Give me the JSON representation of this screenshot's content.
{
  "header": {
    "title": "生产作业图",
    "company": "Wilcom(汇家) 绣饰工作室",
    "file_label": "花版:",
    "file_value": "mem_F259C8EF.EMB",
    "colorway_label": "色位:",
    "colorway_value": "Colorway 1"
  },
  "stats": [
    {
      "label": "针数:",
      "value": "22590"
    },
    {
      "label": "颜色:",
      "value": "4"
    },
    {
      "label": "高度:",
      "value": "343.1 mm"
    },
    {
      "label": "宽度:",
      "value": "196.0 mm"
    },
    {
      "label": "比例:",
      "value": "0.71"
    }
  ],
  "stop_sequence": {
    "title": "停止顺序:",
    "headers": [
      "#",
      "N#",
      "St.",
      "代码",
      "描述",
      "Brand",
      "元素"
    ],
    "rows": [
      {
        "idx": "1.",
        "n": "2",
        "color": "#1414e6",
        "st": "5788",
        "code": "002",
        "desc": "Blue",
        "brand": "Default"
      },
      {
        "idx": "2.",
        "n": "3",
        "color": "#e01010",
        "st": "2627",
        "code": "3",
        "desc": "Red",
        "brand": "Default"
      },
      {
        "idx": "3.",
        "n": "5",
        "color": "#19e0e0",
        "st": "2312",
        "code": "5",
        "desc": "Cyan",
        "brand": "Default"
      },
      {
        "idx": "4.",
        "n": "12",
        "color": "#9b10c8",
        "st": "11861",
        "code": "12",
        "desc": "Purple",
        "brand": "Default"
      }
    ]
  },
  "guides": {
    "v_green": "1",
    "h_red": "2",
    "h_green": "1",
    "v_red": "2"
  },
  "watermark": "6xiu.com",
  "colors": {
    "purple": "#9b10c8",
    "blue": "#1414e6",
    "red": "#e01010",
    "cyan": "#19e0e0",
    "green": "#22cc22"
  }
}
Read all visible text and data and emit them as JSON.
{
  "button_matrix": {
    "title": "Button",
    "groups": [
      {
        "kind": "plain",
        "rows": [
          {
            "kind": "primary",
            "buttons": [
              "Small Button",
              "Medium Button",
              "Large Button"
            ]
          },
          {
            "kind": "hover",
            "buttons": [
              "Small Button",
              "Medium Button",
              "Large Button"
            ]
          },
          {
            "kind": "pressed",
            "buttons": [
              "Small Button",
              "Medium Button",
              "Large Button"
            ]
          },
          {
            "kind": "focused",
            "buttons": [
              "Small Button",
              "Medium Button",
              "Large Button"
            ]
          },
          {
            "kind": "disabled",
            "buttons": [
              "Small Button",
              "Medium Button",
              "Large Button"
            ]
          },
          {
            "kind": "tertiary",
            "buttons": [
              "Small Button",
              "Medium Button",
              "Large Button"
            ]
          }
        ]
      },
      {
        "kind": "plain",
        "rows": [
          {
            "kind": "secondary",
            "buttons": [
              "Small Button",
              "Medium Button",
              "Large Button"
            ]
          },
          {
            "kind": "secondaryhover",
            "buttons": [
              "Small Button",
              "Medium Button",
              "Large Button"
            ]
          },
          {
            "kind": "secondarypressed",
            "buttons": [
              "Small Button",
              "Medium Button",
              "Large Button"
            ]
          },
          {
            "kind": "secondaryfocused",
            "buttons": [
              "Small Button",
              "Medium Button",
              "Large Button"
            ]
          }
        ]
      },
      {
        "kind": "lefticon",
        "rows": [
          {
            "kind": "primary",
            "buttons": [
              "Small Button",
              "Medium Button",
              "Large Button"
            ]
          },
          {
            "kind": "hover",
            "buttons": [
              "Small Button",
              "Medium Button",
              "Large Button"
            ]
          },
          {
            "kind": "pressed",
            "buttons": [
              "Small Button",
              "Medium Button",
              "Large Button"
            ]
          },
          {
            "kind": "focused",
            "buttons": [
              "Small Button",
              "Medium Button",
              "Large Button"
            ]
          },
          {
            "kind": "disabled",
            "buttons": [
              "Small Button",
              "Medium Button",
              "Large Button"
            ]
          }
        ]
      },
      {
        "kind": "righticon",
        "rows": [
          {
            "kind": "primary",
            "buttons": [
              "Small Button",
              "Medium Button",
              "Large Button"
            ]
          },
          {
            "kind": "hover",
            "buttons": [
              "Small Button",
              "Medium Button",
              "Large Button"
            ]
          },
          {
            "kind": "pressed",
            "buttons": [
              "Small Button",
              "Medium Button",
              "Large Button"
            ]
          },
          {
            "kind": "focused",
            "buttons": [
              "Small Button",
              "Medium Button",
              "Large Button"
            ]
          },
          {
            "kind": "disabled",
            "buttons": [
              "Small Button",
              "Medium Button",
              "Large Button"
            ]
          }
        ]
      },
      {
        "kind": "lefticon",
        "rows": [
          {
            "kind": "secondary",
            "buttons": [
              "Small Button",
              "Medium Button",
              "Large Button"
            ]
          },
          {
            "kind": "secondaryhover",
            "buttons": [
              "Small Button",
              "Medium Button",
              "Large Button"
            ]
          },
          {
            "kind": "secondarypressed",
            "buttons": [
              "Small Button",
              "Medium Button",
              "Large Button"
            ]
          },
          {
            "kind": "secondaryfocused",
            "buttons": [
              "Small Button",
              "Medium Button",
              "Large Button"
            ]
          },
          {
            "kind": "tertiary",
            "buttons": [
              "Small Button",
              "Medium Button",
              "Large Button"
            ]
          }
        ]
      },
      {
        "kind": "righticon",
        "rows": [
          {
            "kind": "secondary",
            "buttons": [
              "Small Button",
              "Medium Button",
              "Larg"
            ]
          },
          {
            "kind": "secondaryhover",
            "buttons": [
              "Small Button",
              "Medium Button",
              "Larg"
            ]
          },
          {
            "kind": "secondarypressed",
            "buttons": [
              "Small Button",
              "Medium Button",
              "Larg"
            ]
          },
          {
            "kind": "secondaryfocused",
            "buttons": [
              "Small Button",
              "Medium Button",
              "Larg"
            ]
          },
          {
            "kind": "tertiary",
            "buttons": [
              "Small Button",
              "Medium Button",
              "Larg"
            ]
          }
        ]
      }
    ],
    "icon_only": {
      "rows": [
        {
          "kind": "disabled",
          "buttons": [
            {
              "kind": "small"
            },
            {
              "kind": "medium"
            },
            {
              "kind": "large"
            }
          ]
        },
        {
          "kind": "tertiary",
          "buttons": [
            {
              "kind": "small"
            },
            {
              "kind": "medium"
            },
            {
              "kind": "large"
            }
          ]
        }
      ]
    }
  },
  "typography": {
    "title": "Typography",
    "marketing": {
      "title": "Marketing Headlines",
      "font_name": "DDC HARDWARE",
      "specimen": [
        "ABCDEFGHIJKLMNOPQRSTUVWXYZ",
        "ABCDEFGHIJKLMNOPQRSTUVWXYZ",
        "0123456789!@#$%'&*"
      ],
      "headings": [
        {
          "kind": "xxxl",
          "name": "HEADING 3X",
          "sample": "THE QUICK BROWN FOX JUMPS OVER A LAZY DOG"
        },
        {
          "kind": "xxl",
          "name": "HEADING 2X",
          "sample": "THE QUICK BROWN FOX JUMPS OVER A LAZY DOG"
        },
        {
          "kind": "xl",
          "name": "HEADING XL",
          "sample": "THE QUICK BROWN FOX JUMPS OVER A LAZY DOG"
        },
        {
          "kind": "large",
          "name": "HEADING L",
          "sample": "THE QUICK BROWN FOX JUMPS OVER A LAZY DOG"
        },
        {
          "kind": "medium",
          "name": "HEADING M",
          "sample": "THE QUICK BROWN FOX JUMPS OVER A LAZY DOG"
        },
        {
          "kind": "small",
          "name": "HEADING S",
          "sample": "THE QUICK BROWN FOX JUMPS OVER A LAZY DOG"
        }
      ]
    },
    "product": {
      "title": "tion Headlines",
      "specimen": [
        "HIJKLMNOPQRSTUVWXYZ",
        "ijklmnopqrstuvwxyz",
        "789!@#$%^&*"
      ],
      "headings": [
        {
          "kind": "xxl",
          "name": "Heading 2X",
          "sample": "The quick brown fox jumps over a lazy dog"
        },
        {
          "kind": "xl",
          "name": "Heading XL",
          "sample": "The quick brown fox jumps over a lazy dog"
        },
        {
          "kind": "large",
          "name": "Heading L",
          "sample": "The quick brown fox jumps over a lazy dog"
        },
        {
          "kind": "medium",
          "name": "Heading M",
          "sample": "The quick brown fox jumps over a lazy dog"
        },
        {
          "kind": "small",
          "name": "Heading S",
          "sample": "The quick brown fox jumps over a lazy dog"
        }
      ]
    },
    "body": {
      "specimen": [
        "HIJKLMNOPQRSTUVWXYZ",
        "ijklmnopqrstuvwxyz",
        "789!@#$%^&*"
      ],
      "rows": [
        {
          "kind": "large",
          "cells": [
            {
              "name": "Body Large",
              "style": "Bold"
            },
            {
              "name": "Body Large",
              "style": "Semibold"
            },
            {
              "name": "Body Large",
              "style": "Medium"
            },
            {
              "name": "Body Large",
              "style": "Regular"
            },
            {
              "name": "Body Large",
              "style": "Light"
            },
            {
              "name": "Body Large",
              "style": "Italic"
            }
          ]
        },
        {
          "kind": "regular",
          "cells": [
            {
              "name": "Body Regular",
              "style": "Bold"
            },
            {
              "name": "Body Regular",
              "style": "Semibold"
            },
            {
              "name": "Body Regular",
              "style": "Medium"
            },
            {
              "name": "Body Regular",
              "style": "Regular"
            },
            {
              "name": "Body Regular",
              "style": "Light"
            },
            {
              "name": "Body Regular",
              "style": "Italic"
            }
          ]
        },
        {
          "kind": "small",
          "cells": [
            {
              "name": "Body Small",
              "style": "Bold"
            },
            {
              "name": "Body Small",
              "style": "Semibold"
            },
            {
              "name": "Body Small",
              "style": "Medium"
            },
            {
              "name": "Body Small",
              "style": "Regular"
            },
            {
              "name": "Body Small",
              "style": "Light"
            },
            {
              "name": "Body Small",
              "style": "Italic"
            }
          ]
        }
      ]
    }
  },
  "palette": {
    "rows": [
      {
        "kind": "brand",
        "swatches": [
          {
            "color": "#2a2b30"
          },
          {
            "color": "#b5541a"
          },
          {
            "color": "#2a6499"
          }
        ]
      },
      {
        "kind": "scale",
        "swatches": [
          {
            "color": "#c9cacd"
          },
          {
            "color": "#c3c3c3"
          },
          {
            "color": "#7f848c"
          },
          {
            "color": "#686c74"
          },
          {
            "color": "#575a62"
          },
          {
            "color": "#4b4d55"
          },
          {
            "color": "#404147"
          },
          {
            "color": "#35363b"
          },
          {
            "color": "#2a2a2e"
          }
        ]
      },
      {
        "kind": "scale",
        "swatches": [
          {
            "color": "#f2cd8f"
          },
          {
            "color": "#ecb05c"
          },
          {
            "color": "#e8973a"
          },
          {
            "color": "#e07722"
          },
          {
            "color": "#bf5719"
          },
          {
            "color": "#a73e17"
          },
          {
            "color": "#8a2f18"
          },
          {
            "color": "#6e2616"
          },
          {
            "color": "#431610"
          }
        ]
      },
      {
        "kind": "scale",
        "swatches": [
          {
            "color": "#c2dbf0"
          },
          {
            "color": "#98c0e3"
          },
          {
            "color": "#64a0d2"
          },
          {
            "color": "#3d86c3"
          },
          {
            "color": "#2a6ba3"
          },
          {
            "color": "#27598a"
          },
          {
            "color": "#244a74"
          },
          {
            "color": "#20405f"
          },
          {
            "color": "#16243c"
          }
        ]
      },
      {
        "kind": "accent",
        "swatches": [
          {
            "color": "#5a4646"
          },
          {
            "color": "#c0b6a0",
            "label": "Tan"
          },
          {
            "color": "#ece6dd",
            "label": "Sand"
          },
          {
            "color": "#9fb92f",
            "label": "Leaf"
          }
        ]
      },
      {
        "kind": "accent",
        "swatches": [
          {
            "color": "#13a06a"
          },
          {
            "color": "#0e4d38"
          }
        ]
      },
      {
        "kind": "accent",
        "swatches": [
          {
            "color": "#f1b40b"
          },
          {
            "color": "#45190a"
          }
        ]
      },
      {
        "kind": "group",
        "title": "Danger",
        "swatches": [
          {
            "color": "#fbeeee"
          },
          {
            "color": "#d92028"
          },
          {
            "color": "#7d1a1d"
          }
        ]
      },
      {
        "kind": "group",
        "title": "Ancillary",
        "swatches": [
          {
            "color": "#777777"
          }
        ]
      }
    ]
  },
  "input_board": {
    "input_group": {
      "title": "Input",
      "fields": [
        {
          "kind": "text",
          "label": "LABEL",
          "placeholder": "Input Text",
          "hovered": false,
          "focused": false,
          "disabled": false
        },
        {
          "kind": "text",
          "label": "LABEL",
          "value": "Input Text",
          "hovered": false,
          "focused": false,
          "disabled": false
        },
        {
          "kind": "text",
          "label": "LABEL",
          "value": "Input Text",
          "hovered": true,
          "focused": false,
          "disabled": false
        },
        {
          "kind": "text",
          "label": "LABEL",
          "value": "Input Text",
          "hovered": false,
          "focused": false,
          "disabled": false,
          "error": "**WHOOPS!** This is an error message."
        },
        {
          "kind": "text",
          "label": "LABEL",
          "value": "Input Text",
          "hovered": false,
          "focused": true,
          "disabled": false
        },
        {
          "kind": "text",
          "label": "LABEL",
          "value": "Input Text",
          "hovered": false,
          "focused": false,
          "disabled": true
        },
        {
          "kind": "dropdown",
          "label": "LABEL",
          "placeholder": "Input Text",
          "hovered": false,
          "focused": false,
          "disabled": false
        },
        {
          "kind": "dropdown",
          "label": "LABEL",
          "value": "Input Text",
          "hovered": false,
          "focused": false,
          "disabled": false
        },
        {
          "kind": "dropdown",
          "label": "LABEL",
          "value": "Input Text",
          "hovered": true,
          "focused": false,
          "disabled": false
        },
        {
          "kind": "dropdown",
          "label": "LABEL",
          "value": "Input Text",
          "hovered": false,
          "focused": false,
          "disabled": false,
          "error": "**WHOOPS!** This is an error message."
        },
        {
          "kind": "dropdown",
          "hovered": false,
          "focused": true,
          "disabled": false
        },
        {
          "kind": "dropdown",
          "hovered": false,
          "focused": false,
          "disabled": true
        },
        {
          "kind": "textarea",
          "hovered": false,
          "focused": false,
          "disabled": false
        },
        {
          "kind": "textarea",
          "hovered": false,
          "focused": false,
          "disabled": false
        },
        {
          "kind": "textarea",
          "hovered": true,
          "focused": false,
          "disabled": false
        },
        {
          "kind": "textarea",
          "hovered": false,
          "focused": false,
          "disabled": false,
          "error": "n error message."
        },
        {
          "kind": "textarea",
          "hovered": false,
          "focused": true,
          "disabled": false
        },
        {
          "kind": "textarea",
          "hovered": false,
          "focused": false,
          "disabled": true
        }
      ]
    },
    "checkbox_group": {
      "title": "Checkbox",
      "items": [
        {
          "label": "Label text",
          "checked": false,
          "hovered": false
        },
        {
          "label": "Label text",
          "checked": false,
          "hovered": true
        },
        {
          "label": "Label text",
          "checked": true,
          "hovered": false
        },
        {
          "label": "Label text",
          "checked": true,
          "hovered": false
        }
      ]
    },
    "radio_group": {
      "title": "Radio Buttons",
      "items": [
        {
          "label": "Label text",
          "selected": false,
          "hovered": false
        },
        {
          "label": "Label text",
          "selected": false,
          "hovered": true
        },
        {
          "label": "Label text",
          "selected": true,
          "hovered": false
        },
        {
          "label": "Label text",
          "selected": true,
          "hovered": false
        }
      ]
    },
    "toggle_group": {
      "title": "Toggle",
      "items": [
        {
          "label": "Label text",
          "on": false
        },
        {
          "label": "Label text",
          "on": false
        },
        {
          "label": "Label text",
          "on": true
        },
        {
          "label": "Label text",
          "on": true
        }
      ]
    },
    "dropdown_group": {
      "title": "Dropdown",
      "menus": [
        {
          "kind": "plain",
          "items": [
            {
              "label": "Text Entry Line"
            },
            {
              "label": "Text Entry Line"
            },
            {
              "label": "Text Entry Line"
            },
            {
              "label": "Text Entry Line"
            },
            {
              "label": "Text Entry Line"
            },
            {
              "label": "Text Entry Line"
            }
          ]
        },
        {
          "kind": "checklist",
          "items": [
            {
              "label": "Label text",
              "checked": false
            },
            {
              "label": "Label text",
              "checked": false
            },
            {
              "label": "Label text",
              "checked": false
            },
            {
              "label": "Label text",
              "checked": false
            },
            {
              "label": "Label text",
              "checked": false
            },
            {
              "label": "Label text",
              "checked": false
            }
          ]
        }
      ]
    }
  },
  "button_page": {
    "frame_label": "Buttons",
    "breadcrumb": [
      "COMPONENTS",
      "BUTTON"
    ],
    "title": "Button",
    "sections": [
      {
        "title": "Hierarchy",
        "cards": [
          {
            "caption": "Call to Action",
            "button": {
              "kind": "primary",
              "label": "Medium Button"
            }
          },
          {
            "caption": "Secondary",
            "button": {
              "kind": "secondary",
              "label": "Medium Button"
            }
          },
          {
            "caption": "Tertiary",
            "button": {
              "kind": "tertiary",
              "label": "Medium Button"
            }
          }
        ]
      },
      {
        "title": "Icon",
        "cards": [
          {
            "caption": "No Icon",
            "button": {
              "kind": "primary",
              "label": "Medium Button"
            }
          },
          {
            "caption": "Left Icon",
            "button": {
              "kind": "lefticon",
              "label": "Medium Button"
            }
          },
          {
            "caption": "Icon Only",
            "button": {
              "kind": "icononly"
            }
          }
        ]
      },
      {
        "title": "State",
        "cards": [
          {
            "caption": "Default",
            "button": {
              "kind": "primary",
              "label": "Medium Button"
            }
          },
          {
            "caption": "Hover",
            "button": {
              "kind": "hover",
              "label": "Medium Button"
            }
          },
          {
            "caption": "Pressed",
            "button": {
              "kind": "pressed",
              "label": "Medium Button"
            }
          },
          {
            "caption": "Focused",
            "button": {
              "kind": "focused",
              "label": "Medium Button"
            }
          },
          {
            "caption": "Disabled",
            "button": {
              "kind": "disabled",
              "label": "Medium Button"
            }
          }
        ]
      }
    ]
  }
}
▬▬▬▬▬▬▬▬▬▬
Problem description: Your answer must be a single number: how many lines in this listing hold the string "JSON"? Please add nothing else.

Written response: 2